▸ Assigned task: Restate every line of the material, word for word.
-*-*-
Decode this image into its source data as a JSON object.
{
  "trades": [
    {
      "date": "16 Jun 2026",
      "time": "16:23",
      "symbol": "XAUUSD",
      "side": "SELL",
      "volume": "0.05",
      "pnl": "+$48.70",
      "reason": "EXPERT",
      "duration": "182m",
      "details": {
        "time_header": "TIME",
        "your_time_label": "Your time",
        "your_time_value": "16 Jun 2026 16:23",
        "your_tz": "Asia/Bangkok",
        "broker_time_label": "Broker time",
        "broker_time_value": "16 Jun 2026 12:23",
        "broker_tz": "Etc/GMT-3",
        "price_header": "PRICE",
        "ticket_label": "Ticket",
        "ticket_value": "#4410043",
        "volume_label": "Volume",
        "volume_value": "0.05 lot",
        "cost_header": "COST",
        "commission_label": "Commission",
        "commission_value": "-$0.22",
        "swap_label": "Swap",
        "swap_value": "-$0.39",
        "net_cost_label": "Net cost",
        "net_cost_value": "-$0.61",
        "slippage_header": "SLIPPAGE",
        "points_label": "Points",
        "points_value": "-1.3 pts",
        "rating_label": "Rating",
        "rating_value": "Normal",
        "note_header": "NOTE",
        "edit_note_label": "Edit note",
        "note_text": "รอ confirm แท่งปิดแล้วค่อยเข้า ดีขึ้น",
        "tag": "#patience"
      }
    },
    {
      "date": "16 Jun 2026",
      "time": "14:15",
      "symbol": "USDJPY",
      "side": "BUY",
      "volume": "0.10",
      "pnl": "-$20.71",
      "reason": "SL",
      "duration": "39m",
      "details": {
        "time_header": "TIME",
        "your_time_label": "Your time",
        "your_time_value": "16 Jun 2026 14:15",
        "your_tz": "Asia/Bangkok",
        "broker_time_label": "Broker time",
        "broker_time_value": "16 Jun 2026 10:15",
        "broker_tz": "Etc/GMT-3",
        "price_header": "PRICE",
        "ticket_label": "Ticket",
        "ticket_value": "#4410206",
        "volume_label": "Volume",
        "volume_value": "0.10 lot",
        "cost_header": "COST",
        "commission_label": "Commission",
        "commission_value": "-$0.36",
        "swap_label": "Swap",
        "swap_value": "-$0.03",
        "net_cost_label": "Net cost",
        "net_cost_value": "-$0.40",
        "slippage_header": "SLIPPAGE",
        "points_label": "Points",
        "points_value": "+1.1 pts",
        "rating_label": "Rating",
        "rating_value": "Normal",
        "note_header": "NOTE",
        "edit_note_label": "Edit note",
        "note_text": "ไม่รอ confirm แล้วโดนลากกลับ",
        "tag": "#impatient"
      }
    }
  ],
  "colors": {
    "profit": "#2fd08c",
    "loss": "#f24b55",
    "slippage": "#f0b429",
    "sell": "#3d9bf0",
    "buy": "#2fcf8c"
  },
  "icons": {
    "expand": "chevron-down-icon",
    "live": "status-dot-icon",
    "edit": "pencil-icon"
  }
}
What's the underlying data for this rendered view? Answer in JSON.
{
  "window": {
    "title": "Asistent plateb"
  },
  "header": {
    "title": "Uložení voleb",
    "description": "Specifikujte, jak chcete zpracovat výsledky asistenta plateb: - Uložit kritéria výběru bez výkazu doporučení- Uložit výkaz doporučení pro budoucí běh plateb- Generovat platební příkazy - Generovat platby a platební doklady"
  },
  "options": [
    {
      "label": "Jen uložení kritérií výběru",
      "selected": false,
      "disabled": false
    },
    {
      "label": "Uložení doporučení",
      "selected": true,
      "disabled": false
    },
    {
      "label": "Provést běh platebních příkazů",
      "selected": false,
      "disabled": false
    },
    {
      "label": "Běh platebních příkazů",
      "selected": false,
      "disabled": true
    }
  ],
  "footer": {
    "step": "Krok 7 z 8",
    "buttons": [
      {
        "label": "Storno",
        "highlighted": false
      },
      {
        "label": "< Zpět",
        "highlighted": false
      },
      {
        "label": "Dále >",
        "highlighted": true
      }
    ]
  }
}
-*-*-
▸ Written response:
Decode this image into its source data as a JSON object.
{
  "trades": [
    {
      "date": "16 Jun 2026",
      "time": "16:23",
      "symbol": "XAUUSD",
      "side": "SELL",
      "volume": "0.05",
      "pnl": "+$48.70",
      "reason": "EXPERT",
      "duration": "182m",
      "details": {
        "time_header": "TIME",
        "your_time_label": "Your time",
        "your_time_value": "16 Jun 2026 16:23",
        "your_tz": "Asia/Bangkok",
        "broker_time_label": "Broker time",
        "broker_time_value": "16 Jun 2026 12:23",
        "broker_tz": "Etc/GMT-3",
        "price_header": "PRICE",
        "ticket_label": "Ticket",
        "ticket_value": "#4410043",
        "volume_label": "Volume",
        "volume_value": "0.05 lot",
        "cost_header": "COST",
        "commission_label": "Commission",
        "commission_value": "-$0.22",
        "swap_label": "Swap",
        "swap_value": "-$0.39",
        "net_cost_label": "Net cost",
        "net_cost_value": "-$0.61",
        "slippage_header": "SLIPPAGE",
        "points_label": "Points",
        "points_value": "-1.3 pts",
        "rating_label": "Rating",
        "rating_value": "Normal",
        "note_header": "NOTE",
        "edit_note_label": "Edit note",
        "note_text": "รอ confirm แท่งปิดแล้วค่อยเข้า ดีขึ้น",
        "tag": "#patience"
      }
    },
    {
      "date": "16 Jun 2026",
      "time": "14:15",
      "symbol": "USDJPY",
      "side": "BUY",
      "volume": "0.10",
      "pnl": "-$20.71",
      "reason": "SL",
      "duration": "39m",
      "details": {
        "time_header": "TIME",
        "your_time_label": "Your time",
        "your_time_value": "16 Jun 2026 14:15",
        "your_tz": "Asia/Bangkok",
        "broker_time_label": "Broker time",
        "broker_time_value": "16 Jun 2026 10:15",
        "broker_tz": "Etc/GMT-3",
        "price_header": "PRICE",
        "ticket_label": "Ticket",
        "ticket_value": "#4410206",
        "volume_label": "Volume",
        "volume_value": "0.10 lot",
        "cost_header": "COST",
        "commission_label": "Commission",
        "commission_value": "-$0.36",
        "swap_label": "Swap",
        "swap_value": "-$0.03",
        "net_cost_label": "Net cost",
        "net_cost_value": "-$0.40",
        "slippage_header": "SLIPPAGE",
        "points_label": "Points",
        "points_value": "+1.1 pts",
        "rating_label": "Rating",
        "rating_value": "Normal",
        "note_header": "NOTE",
        "edit_note_label": "Edit note",
        "note_text": "ไม่รอ confirm แล้วโดนลากกลับ",
        "tag": "#impatient"
      }
    }
  ],
  "colors": {
    "profit": "#2fd08c",
    "loss": "#f24b55",
    "slippage": "#f0b429",
    "sell": "#3d9bf0",
    "buy": "#2fcf8c"
  },
  "icons": {
    "expand": "chevron-down-icon",
    "live": "status-dot-icon",
    "edit": "pencil-icon"
  }
}
What's the underlying data for this rendered view? Answer in JSON.
{
  "window": {
    "title": "Asistent plateb"
  },
  "header": {
    "title": "Uložení voleb",
    "description": "Specifikujte, jak chcete zpracovat výsledky asistenta plateb: - Uložit kritéria výběru bez výkazu doporučení- Uložit výkaz doporučení pro budoucí běh plateb- Generovat platební příkazy - Generovat platby a platební doklady"
  },
  "options": [
    {
      "label": "Jen uložení kritérií výběru",
      "selected": false,
      "disabled": false
    },
    {
      "label": "Uložení doporučení",
      "selected": true,
      "disabled": false
    },
    {
      "label": "Provést běh platebních příkazů",
      "selected": false,
      "disabled": false
    },
    {
      "label": "Běh platebních příkazů",
      "selected": false,
      "disabled": true
    }
  ],
  "footer": {
    "step": "Krok 7 z 8",
    "buttons": [
      {
        "label": "Storno",
        "highlighted": false
      },
      {
        "label": "< Zpět",
        "highlighted": false
      },
      {
        "label": "Dále >",
        "highlighted": true
      }
    ]
  }
}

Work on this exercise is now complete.